Just like JayCut, Pixorial will also let you batch upload video files, a real nice convenience for those adding a great deal of video clips. But they also have a really interesting email upload feature. When you start an account, Pixorial gives you a special email address that you can send videos to and then they'll be uploaded to your account. Brilliant! With the amount of mobile phones with video capabilities and data plans, we think this would be a great way to shoot video anywhere, then send it off to upload to your video editing tool. Viol!
Pixorial also shines in the video exporting and sharing category. We really appreciate that they've focused on enriching the user experience as a viewer and not necessarily as the "professional" editor. This is evident in the overwhelming variety of exporting and sharing features. We especially liked the Videocards that allow you to take your edited video and put it into a stylized web page and then email a link out to your contacts. In this way Pixorial is less a video editor and more of a video sharer, which we think is the more exciting side of these types of web services. Furthermore, Pixorial will automatically connect to your Facebook and Twitter accounts and help you publish your videos to these social networks. I think these tools could even be adopted by many of us more advanced editors as a way to casually share our mobile videos and connect to family and friends using our creative visual minds. We're pretty excited to put this to use in our personal lives.
YouTube: The 800-pound Gorilla
Video editing has come to YouTube, although it's a little more difficult to find as YouTube is so much more than an editor. Of all the these tools we used, YouTube's is the absolute simplest to use, although it's also the most limited. We really liked the clip trimmer feature and how it pops up when you activate it. This seems to help make less clutter in the user interface.
While YouTube's video editor is the most easy interface to use, we did experience a lot more lag (buffering) while previewing clips in the editor. Luckily, there are so few transitions and effects that it really makes very little difference, but it was a bit frustrating at times. For most people, YouTube might be the best solution for them if they simply want to share their videos on YouTube, or already have a wide variety of videos already uploaded to the service. Other than it's super simple interface and the reality that your clips may be already on YouTube, we couldn't find any other standout reasons to use it for the task of editing or sharing video.
When it comes to getting a simple and short video completed, all these tools can get the job done. Google's YouTube is by far the simplest of the editing tools, while Pixorial has a much more enjoyable viewer approach to its tools, and JayCut takes the lead with a larger selection of transitions and effects for text. JayCut is also hinting at a new release that will do even more things that no online video editor can do presently, but at the time this story went to press, (November 2010), that release has yet to come.

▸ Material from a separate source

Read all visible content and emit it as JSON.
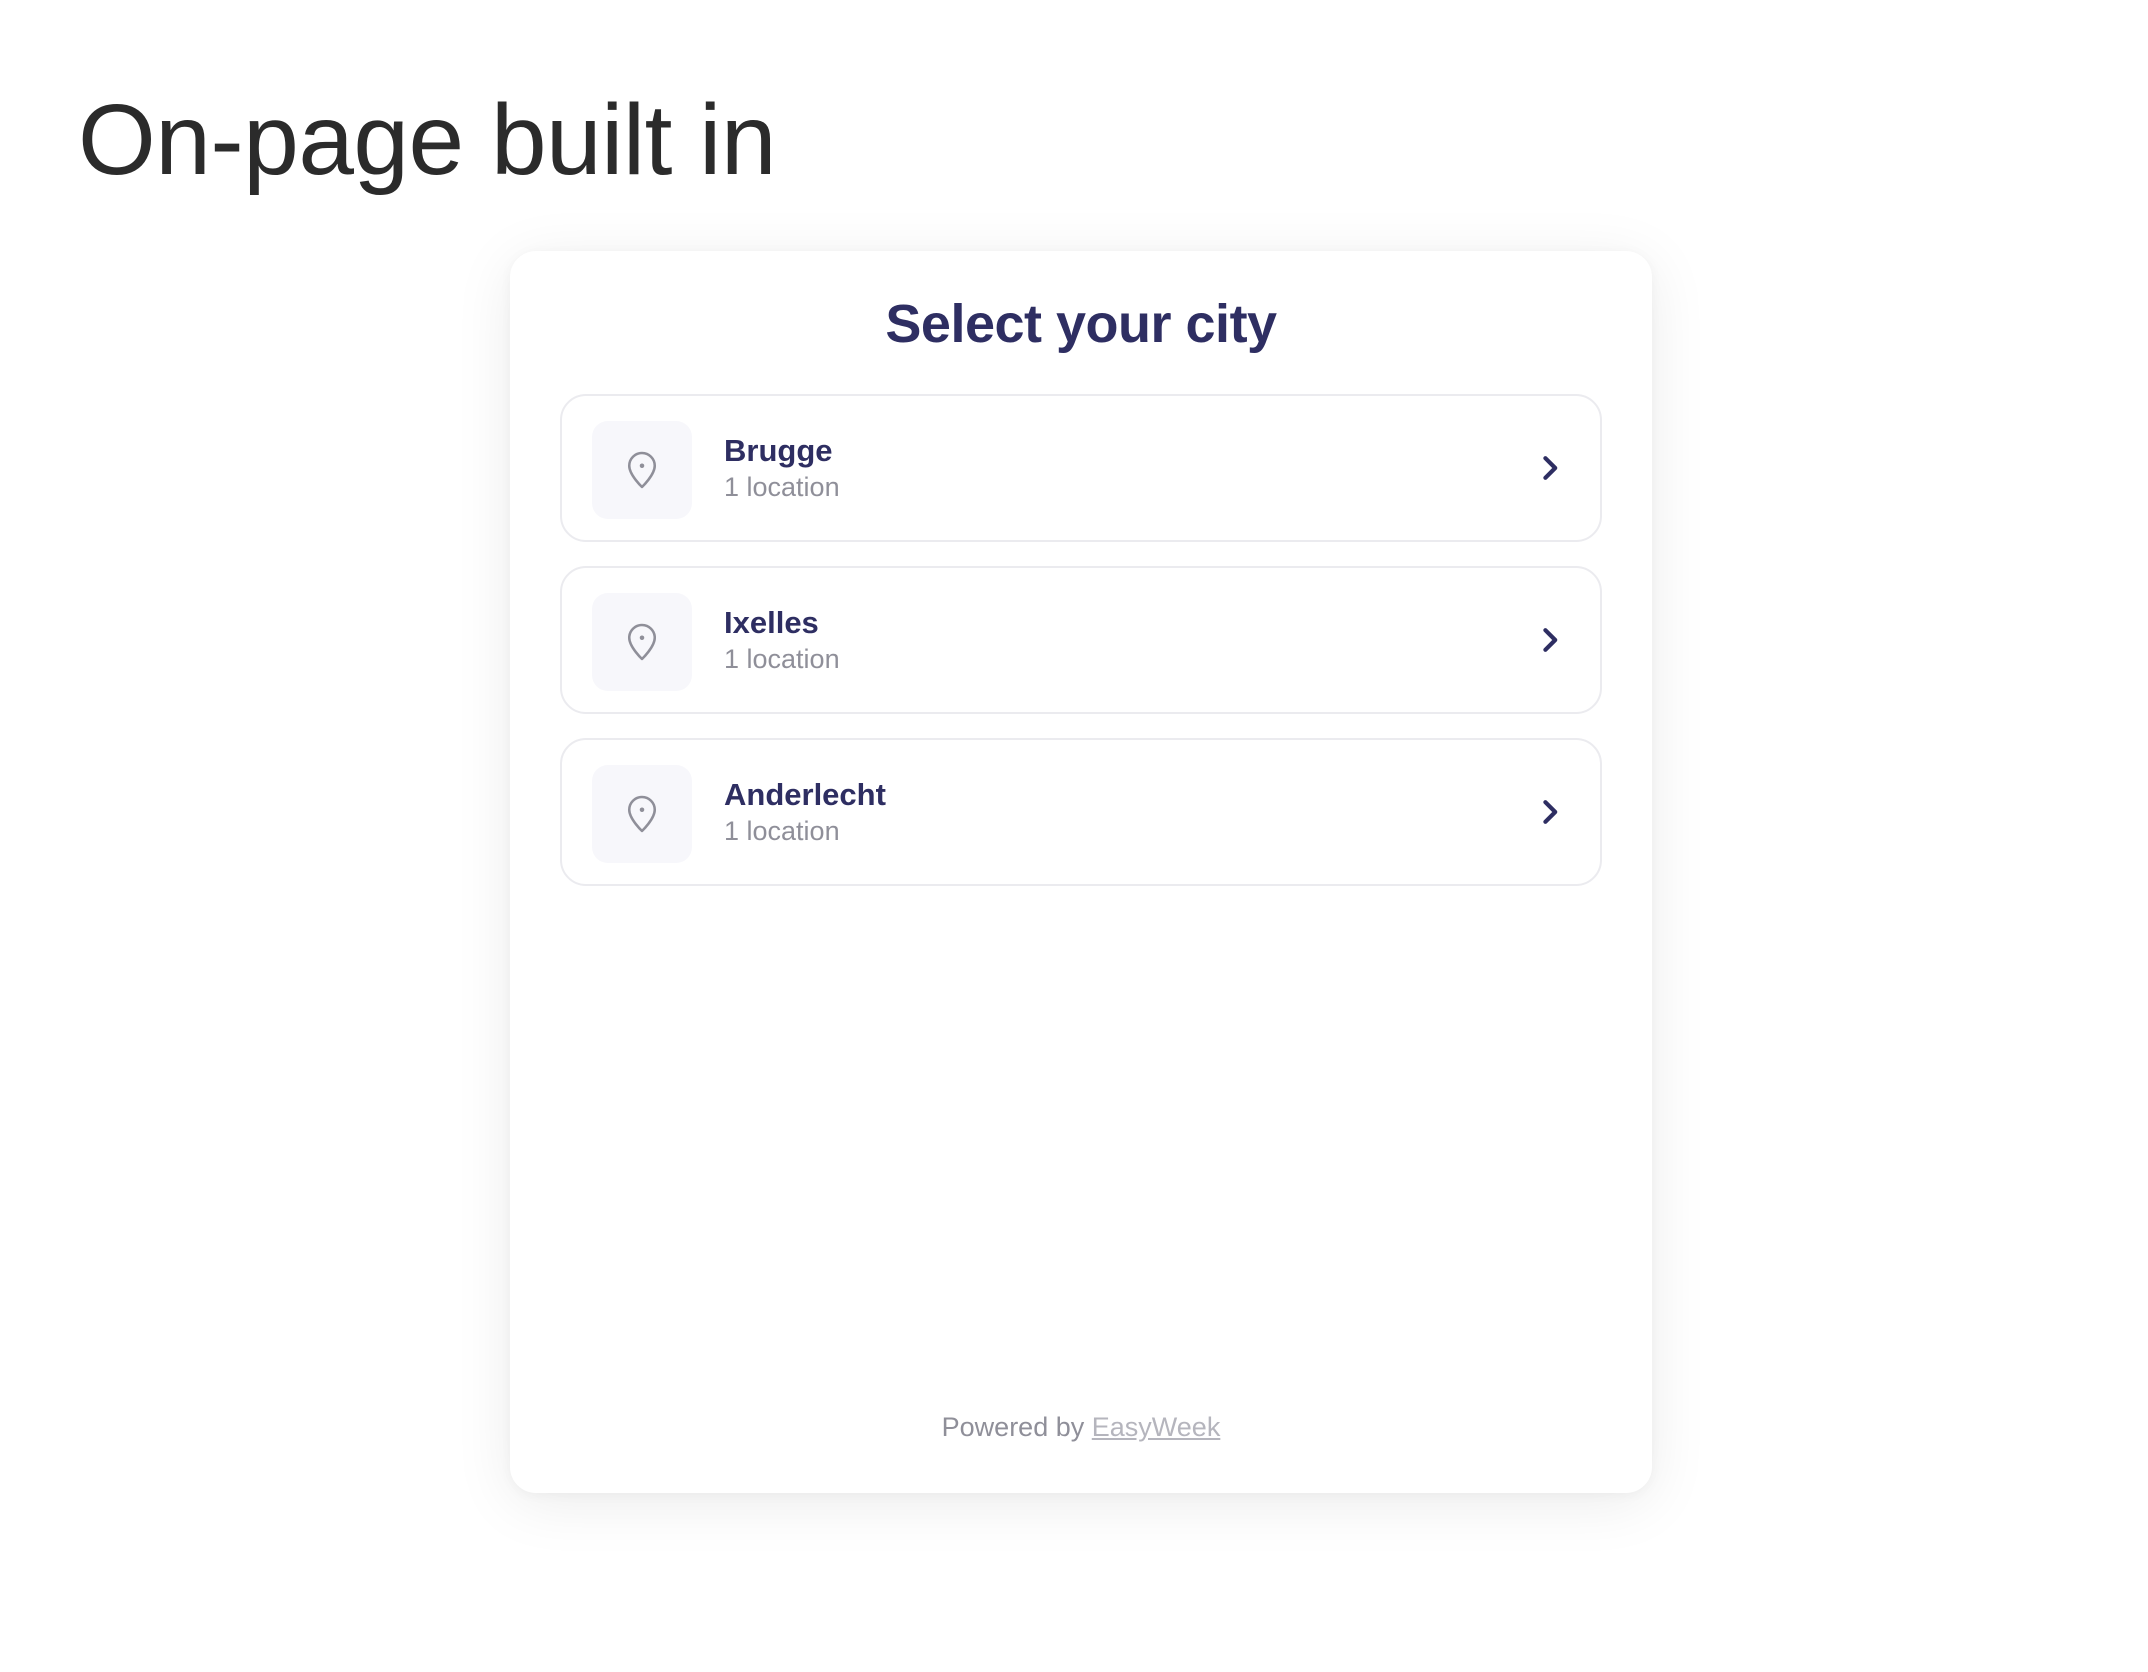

As technology advances, we hope to see more innovations and integrations so that online video editing is not only a tool for building videos, but for sharing your thoughts and experiences with the entire world.
Happy Online Editing!
Contributing columnist Mark Montgomery is a web content specialist and produces instructional videos for a leading web application developer.